Copy each line of the listing below where the word "balance" turns up.

#####

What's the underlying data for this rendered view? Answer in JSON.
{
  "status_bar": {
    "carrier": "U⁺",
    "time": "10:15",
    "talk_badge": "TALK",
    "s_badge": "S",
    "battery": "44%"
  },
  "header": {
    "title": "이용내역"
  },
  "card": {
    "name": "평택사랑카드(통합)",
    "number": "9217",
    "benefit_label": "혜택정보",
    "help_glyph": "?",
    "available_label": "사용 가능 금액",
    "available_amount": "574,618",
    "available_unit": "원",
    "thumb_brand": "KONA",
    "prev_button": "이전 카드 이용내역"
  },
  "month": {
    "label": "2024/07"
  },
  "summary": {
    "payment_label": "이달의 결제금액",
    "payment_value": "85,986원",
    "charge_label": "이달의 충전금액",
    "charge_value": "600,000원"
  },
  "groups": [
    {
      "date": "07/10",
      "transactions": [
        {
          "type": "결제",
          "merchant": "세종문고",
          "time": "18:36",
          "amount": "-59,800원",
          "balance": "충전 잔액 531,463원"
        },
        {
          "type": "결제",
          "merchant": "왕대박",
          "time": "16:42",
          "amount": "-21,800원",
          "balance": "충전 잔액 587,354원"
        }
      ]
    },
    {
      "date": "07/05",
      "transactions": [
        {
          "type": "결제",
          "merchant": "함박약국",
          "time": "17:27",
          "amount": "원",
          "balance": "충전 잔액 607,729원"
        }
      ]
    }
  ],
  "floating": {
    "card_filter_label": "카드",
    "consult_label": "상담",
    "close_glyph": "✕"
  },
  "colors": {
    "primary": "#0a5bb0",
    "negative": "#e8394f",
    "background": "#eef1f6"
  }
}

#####

▶ **Your response**:
          "balance": "충전 잔액 531,463원"
          "balance": "충전 잔액 587,354원"
          "balance": "충전 잔액 607,729원"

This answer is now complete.